Line by line, copy the material that follows without leaving anything out.

** Data for processing **
▶

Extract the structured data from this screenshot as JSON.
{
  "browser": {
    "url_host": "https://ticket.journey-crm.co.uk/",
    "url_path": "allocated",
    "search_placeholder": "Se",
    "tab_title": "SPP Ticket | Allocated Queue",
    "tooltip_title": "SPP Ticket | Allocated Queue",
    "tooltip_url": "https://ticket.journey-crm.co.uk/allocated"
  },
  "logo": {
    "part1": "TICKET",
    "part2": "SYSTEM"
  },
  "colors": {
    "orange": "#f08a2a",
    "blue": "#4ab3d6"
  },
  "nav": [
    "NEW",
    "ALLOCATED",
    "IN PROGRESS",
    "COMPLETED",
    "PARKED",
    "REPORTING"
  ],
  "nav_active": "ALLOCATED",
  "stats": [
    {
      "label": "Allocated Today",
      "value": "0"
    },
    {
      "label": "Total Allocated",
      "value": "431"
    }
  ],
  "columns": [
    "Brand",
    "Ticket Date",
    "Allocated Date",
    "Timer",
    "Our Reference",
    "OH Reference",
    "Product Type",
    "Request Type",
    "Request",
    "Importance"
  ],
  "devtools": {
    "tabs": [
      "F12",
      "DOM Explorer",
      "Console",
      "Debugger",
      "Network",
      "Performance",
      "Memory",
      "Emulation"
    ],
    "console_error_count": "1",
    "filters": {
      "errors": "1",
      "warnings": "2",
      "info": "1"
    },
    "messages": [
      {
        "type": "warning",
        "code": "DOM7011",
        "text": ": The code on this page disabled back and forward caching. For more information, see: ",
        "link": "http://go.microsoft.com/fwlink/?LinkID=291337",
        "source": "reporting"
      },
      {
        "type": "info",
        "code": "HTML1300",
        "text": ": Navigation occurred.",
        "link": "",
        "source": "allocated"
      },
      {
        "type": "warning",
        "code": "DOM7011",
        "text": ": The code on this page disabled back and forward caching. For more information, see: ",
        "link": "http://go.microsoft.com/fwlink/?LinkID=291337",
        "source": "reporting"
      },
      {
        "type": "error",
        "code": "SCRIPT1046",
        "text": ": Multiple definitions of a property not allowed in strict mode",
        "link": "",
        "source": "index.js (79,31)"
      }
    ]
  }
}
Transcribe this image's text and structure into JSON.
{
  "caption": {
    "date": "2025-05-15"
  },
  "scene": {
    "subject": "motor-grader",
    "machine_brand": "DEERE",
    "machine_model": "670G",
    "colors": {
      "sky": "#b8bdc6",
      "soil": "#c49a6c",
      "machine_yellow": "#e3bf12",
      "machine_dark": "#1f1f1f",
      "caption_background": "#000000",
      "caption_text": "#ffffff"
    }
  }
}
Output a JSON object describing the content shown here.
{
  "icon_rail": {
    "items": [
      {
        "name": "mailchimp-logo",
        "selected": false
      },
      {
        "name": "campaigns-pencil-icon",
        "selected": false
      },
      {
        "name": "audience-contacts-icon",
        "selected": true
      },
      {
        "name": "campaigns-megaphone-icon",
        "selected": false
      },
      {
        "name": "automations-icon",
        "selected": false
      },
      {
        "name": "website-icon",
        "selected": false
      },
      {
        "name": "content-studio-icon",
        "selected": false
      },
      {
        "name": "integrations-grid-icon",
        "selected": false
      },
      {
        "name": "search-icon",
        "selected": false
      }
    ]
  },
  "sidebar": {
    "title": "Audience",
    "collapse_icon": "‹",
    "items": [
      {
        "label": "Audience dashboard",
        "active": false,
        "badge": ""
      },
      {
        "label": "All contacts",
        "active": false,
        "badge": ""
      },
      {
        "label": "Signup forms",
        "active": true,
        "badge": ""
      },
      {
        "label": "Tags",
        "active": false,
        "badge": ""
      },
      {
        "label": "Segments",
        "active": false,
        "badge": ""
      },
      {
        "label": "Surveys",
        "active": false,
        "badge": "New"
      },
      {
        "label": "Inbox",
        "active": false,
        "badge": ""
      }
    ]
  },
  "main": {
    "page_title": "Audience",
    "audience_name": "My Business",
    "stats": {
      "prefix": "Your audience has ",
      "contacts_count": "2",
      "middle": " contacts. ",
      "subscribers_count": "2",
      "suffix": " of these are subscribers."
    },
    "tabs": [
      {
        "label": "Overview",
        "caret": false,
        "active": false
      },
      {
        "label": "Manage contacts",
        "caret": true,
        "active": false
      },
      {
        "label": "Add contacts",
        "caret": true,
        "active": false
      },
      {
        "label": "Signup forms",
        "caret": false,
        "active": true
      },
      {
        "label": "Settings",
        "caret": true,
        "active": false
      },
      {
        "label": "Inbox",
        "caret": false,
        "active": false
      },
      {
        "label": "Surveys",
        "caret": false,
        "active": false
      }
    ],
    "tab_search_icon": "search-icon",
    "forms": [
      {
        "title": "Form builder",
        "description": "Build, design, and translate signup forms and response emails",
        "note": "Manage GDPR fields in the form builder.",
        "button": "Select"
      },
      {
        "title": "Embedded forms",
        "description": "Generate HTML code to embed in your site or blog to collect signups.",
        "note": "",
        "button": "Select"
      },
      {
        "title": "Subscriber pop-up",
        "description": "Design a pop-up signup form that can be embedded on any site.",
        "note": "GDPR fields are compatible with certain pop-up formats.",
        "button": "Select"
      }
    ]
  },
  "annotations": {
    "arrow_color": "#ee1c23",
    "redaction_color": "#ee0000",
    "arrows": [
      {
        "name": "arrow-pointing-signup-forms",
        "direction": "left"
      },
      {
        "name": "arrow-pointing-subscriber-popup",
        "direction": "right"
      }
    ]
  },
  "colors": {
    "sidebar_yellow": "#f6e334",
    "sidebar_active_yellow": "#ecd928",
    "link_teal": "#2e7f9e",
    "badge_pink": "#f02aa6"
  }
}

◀

** Result of this task **
Extract the structured data from this screenshot as JSON.
{
  "browser": {
    "url_host": "https://ticket.journey-crm.co.uk/",
    "url_path": "allocated",
    "search_placeholder": "Se",
    "tab_title": "SPP Ticket | Allocated Queue",
    "tooltip_title": "SPP Ticket | Allocated Queue",
    "tooltip_url": "https://ticket.journey-crm.co.uk/allocated"
  },
  "logo": {
    "part1": "TICKET",
    "part2": "SYSTEM"
  },
  "colors": {
    "orange": "#f08a2a",
    "blue": "#4ab3d6"
  },
  "nav": [
    "NEW",
    "ALLOCATED",
    "IN PROGRESS",
    "COMPLETED",
    "PARKED",
    "REPORTING"
  ],
  "nav_active": "ALLOCATED",
  "stats": [
    {
      "label": "Allocated Today",
      "value": "0"
    },
    {
      "label": "Total Allocated",
      "value": "431"
    }
  ],
  "columns": [
    "Brand",
    "Ticket Date",
    "Allocated Date",
    "Timer",
    "Our Reference",
    "OH Reference",
    "Product Type",
    "Request Type",
    "Request",
    "Importance"
  ],
  "devtools": {
    "tabs": [
      "F12",
      "DOM Explorer",
      "Console",
      "Debugger",
      "Network",
      "Performance",
      "Memory",
      "Emulation"
    ],
    "console_error_count": "1",
    "filters": {
      "errors": "1",
      "warnings": "2",
      "info": "1"
    },
    "messages": [
      {
        "type": "warning",
        "code": "DOM7011",
        "text": ": The code on this page disabled back and forward caching. For more information, see: ",
        "link": "http://go.microsoft.com/fwlink/?LinkID=291337",
        "source": "reporting"
      },
      {
        "type": "info",
        "code": "HTML1300",
        "text": ": Navigation occurred.",
        "link": "",
        "source": "allocated"
      },
      {
        "type": "warning",
        "code": "DOM7011",
        "text": ": The code on this page disabled back and forward caching. For more information, see: ",
        "link": "http://go.microsoft.com/fwlink/?LinkID=291337",
        "source": "reporting"
      },
      {
        "type": "error",
        "code": "SCRIPT1046",
        "text": ": Multiple definitions of a property not allowed in strict mode",
        "link": "",
        "source": "index.js (79,31)"
      }
    ]
  }
}
Transcribe this image's text and structure into JSON.
{
  "caption": {
    "date": "2025-05-15"
  },
  "scene": {
    "subject": "motor-grader",
    "machine_brand": "DEERE",
    "machine_model": "670G",
    "colors": {
      "sky": "#b8bdc6",
      "soil": "#c49a6c",
      "machine_yellow": "#e3bf12",
      "machine_dark": "#1f1f1f",
      "caption_background": "#000000",
      "caption_text": "#ffffff"
    }
  }
}
Output a JSON object describing the content shown here.
{
  "icon_rail": {
    "items": [
      {
        "name": "mailchimp-logo",
        "selected": false
      },
      {
        "name": "campaigns-pencil-icon",
        "selected": false
      },
      {
        "name": "audience-contacts-icon",
        "selected": true
      },
      {
        "name": "campaigns-megaphone-icon",
        "selected": false
      },
      {
        "name": "automations-icon",
        "selected": false
      },
      {
        "name": "website-icon",
        "selected": false
      },
      {
        "name": "content-studio-icon",
        "selected": false
      },
      {
        "name": "integrations-grid-icon",
        "selected": false
      },
      {
        "name": "search-icon",
        "selected": false
      }
    ]
  },
  "sidebar": {
    "title": "Audience",
    "collapse_icon": "‹",
    "items": [
      {
        "label": "Audience dashboard",
        "active": false,
        "badge": ""
      },
      {
        "label": "All contacts",
        "active": false,
        "badge": ""
      },
      {
        "label": "Signup forms",
        "active": true,
        "badge": ""
      },
      {
        "label": "Tags",
        "active": false,
        "badge": ""
      },
      {
        "label": "Segments",
        "active": false,
        "badge": ""
      },
      {
        "label": "Surveys",
        "active": false,
        "badge": "New"
      },
      {
        "label": "Inbox",
        "active": false,
        "badge": ""
      }
    ]
  },
  "main": {
    "page_title": "Audience",
    "audience_name": "My Business",
    "stats": {
      "prefix": "Your audience has ",
      "contacts_count": "2",
      "middle": " contacts. ",
      "subscribers_count": "2",
      "suffix": " of these are subscribers."
    },
    "tabs": [
      {
        "label": "Overview",
        "caret": false,
        "active": false
      },
      {
        "label": "Manage contacts",
        "caret": true,
        "active": false
      },
      {
        "label": "Add contacts",
        "caret": true,
        "active": false
      },
      {
        "label": "Signup forms",
        "caret": false,
        "active": true
      },
      {
        "label": "Settings",
        "caret": true,
        "active": false
      },
      {
        "label": "Inbox",
        "caret": false,
        "active": false
      },
      {
        "label": "Surveys",
        "caret": false,
        "active": false
      }
    ],
    "tab_search_icon": "search-icon",
    "forms": [
      {
        "title": "Form builder",
        "description": "Build, design, and translate signup forms and response emails",
        "note": "Manage GDPR fields in the form builder.",
        "button": "Select"
      },
      {
        "title": "Embedded forms",
        "description": "Generate HTML code to embed in your site or blog to collect signups.",
        "note": "",
        "button": "Select"
      },
      {
        "title": "Subscriber pop-up",
        "description": "Design a pop-up signup form that can be embedded on any site.",
        "note": "GDPR fields are compatible with certain pop-up formats.",
        "button": "Select"
      }
    ]
  },
  "annotations": {
    "arrow_color": "#ee1c23",
    "redaction_color": "#ee0000",
    "arrows": [
      {
        "name": "arrow-pointing-signup-forms",
        "direction": "left"
      },
      {
        "name": "arrow-pointing-subscriber-popup",
        "direction": "right"
      }
    ]
  },
  "colors": {
    "sidebar_yellow": "#f6e334",
    "sidebar_active_yellow": "#ecd928",
    "link_teal": "#2e7f9e",
    "badge_pink": "#f02aa6"
  }
}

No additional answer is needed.